DESCRIPTION OF THE TASK:
Each line below should be repeated exactly as it stands.

INFORMATION SHOWN:

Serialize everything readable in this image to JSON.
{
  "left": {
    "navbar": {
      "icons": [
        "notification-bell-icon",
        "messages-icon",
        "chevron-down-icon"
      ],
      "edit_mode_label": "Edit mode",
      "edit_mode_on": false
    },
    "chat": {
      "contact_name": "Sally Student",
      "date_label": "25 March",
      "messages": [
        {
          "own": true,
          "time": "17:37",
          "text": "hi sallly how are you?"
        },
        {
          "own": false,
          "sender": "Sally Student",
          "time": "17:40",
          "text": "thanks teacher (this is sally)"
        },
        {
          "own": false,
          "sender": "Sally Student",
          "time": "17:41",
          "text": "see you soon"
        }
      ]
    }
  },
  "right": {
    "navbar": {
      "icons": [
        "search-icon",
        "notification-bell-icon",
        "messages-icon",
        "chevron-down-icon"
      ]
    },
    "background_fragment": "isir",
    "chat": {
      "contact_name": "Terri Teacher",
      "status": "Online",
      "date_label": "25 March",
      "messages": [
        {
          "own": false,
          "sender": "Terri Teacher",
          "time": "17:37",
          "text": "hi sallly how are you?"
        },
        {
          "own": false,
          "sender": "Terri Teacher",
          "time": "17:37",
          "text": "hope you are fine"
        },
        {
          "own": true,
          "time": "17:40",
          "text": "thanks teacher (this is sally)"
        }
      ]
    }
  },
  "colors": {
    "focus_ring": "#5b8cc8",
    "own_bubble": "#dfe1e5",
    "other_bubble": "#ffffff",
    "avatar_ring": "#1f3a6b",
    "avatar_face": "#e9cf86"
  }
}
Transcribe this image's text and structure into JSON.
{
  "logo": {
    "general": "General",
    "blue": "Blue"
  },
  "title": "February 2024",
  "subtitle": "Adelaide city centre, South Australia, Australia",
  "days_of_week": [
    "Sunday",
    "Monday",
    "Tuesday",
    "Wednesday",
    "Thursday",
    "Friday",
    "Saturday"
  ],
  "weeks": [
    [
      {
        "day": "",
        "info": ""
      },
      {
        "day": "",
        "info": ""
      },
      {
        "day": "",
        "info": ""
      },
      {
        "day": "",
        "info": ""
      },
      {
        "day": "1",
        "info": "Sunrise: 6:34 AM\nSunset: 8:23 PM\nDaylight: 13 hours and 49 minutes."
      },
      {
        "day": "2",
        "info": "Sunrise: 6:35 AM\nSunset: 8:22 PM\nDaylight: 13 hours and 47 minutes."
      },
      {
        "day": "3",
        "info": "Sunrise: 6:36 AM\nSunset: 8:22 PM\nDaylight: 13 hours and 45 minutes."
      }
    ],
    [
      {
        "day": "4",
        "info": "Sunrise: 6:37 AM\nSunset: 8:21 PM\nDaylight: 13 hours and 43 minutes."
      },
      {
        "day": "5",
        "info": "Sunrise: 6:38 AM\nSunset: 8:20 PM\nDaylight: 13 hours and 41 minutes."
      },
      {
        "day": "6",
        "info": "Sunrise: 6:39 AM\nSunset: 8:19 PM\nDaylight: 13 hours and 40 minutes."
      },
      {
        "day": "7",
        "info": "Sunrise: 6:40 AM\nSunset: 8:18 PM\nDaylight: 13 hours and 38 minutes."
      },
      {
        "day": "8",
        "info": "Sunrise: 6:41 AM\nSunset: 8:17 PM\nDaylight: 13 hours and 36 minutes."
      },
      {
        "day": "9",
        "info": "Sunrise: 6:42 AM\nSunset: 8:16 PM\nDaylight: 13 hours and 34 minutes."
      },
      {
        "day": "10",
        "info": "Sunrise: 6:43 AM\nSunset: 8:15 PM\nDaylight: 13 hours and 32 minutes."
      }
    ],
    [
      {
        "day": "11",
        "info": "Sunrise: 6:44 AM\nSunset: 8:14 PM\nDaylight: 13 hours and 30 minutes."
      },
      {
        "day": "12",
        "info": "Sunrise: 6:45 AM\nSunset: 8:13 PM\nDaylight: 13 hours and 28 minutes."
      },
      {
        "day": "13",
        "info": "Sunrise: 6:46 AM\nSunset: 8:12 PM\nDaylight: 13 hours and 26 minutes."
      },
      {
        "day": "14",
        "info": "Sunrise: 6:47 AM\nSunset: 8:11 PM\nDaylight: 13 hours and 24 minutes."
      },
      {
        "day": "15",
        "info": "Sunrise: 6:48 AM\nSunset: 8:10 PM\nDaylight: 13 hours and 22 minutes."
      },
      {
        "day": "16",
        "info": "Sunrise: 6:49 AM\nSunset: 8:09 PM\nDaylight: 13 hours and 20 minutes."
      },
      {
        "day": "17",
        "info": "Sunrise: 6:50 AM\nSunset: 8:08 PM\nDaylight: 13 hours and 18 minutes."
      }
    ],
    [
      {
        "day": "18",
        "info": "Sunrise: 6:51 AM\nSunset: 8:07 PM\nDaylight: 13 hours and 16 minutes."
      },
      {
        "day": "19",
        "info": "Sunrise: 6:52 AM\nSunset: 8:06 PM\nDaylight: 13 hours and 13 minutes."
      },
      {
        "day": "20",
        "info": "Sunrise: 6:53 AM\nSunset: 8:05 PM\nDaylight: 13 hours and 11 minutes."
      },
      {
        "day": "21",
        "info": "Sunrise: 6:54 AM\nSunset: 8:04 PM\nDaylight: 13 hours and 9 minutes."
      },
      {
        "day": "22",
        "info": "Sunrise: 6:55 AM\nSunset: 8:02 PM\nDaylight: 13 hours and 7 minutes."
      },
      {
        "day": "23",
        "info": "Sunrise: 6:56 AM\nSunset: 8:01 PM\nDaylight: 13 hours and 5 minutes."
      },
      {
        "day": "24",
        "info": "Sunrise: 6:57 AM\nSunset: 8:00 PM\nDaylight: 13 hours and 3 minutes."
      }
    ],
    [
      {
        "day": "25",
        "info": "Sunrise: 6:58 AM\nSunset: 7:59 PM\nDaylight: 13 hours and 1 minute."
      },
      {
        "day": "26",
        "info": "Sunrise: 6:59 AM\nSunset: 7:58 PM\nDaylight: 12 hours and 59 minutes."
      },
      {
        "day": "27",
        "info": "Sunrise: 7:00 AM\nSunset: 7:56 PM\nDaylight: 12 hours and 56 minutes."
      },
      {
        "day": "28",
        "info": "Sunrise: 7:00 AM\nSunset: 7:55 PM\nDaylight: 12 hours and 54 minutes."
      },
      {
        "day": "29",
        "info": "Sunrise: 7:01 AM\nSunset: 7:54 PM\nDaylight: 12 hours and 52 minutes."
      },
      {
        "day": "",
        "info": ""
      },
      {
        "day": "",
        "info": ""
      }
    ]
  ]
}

RESPONSE BOX:
Serialize everything readable in this image to JSON.
{
  "left": {
    "navbar": {
      "icons": [
        "notification-bell-icon",
        "messages-icon",
        "chevron-down-icon"
      ],
      "edit_mode_label": "Edit mode",
      "edit_mode_on": false
    },
    "chat": {
      "contact_name": "Sally Student",
      "date_label": "25 March",
      "messages": [
        {
          "own": true,
          "time": "17:37",
          "text": "hi sallly how are you?"
        },
        {
          "own": false,
          "sender": "Sally Student",
          "time": "17:40",
          "text": "thanks teacher (this is sally)"
        },
        {
          "own": false,
          "sender": "Sally Student",
          "time": "17:41",
          "text": "see you soon"
        }
      ]
    }
  },
  "right": {
    "navbar": {
      "icons": [
        "search-icon",
        "notification-bell-icon",
        "messages-icon",
        "chevron-down-icon"
      ]
    },
    "background_fragment": "isir",
    "chat": {
      "contact_name": "Terri Teacher",
      "status": "Online",
      "date_label": "25 March",
      "messages": [
        {
          "own": false,
          "sender": "Terri Teacher",
          "time": "17:37",
          "text": "hi sallly how are you?"
        },
        {
          "own": false,
          "sender": "Terri Teacher",
          "time": "17:37",
          "text": "hope you are fine"
        },
        {
          "own": true,
          "time": "17:40",
          "text": "thanks teacher (this is sally)"
        }
      ]
    }
  },
  "colors": {
    "focus_ring": "#5b8cc8",
    "own_bubble": "#dfe1e5",
    "other_bubble": "#ffffff",
    "avatar_ring": "#1f3a6b",
    "avatar_face": "#e9cf86"
  }
}
Transcribe this image's text and structure into JSON.
{
  "logo": {
    "general": "General",
    "blue": "Blue"
  },
  "title": "February 2024",
  "subtitle": "Adelaide city centre, South Australia, Australia",
  "days_of_week": [
    "Sunday",
    "Monday",
    "Tuesday",
    "Wednesday",
    "Thursday",
    "Friday",
    "Saturday"
  ],
  "weeks": [
    [
      {
        "day": "",
        "info": ""
      },
      {
        "day": "",
        "info": ""
      },
      {
        "day": "",
        "info": ""
      },
      {
        "day": "",
        "info": ""
      },
      {
        "day": "1",
        "info": "Sunrise: 6:34 AM\nSunset: 8:23 PM\nDaylight: 13 hours and 49 minutes."
      },
      {
        "day": "2",
        "info": "Sunrise: 6:35 AM\nSunset: 8:22 PM\nDaylight: 13 hours and 47 minutes."
      },
      {
        "day": "3",
        "info": "Sunrise: 6:36 AM\nSunset: 8:22 PM\nDaylight: 13 hours and 45 minutes."
      }
    ],
    [
      {
        "day": "4",
        "info": "Sunrise: 6:37 AM\nSunset: 8:21 PM\nDaylight: 13 hours and 43 minutes."
      },
      {
        "day": "5",
        "info": "Sunrise: 6:38 AM\nSunset: 8:20 PM\nDaylight: 13 hours and 41 minutes."
      },
      {
        "day": "6",
        "info": "Sunrise: 6:39 AM\nSunset: 8:19 PM\nDaylight: 13 hours and 40 minutes."
      },
      {
        "day": "7",
        "info": "Sunrise: 6:40 AM\nSunset: 8:18 PM\nDaylight: 13 hours and 38 minutes."
      },
      {
        "day": "8",
        "info": "Sunrise: 6:41 AM\nSunset: 8:17 PM\nDaylight: 13 hours and 36 minutes."
      },
      {
        "day": "9",
        "info": "Sunrise: 6:42 AM\nSunset: 8:16 PM\nDaylight: 13 hours and 34 minutes."
      },
      {
        "day": "10",
        "info": "Sunrise: 6:43 AM\nSunset: 8:15 PM\nDaylight: 13 hours and 32 minutes."
      }
    ],
    [
      {
        "day": "11",
        "info": "Sunrise: 6:44 AM\nSunset: 8:14 PM\nDaylight: 13 hours and 30 minutes."
      },
      {
        "day": "12",
        "info": "Sunrise: 6:45 AM\nSunset: 8:13 PM\nDaylight: 13 hours and 28 minutes."
      },
      {
        "day": "13",
        "info": "Sunrise: 6:46 AM\nSunset: 8:12 PM\nDaylight: 13 hours and 26 minutes."
      },
      {
        "day": "14",
        "info": "Sunrise: 6:47 AM\nSunset: 8:11 PM\nDaylight: 13 hours and 24 minutes."
      },
      {
        "day": "15",
        "info": "Sunrise: 6:48 AM\nSunset: 8:10 PM\nDaylight: 13 hours and 22 minutes."
      },
      {
        "day": "16",
        "info": "Sunrise: 6:49 AM\nSunset: 8:09 PM\nDaylight: 13 hours and 20 minutes."
      },
      {
        "day": "17",
        "info": "Sunrise: 6:50 AM\nSunset: 8:08 PM\nDaylight: 13 hours and 18 minutes."
      }
    ],
    [
      {
        "day": "18",
        "info": "Sunrise: 6:51 AM\nSunset: 8:07 PM\nDaylight: 13 hours and 16 minutes."
      },
      {
        "day": "19",
        "info": "Sunrise: 6:52 AM\nSunset: 8:06 PM\nDaylight: 13 hours and 13 minutes."
      },
      {
        "day": "20",
        "info": "Sunrise: 6:53 AM\nSunset: 8:05 PM\nDaylight: 13 hours and 11 minutes."
      },
      {
        "day": "21",
        "info": "Sunrise: 6:54 AM\nSunset: 8:04 PM\nDaylight: 13 hours and 9 minutes."
      },
      {
        "day": "22",
        "info": "Sunrise: 6:55 AM\nSunset: 8:02 PM\nDaylight: 13 hours and 7 minutes."
      },
      {
        "day": "23",
        "info": "Sunrise: 6:56 AM\nSunset: 8:01 PM\nDaylight: 13 hours and 5 minutes."
      },
      {
        "day": "24",
        "info": "Sunrise: 6:57 AM\nSunset: 8:00 PM\nDaylight: 13 hours and 3 minutes."
      }
    ],
    [
      {
        "day": "25",
        "info": "Sunrise: 6:58 AM\nSunset: 7:59 PM\nDaylight: 13 hours and 1 minute."
      },
      {
        "day": "26",
        "info": "Sunrise: 6:59 AM\nSunset: 7:58 PM\nDaylight: 12 hours and 59 minutes."
      },
      {
        "day": "27",
        "info": "Sunrise: 7:00 AM\nSunset: 7:56 PM\nDaylight: 12 hours and 56 minutes."
      },
      {
        "day": "28",
        "info": "Sunrise: 7:00 AM\nSunset: 7:55 PM\nDaylight: 12 hours and 54 minutes."
      },
      {
        "day": "29",
        "info": "Sunrise: 7:01 AM\nSunset: 7:54 PM\nDaylight: 12 hours and 52 minutes."
      },
      {
        "day": "",
        "info": ""
      },
      {
        "day": "",
        "info": ""
      }
    ]
  ]
}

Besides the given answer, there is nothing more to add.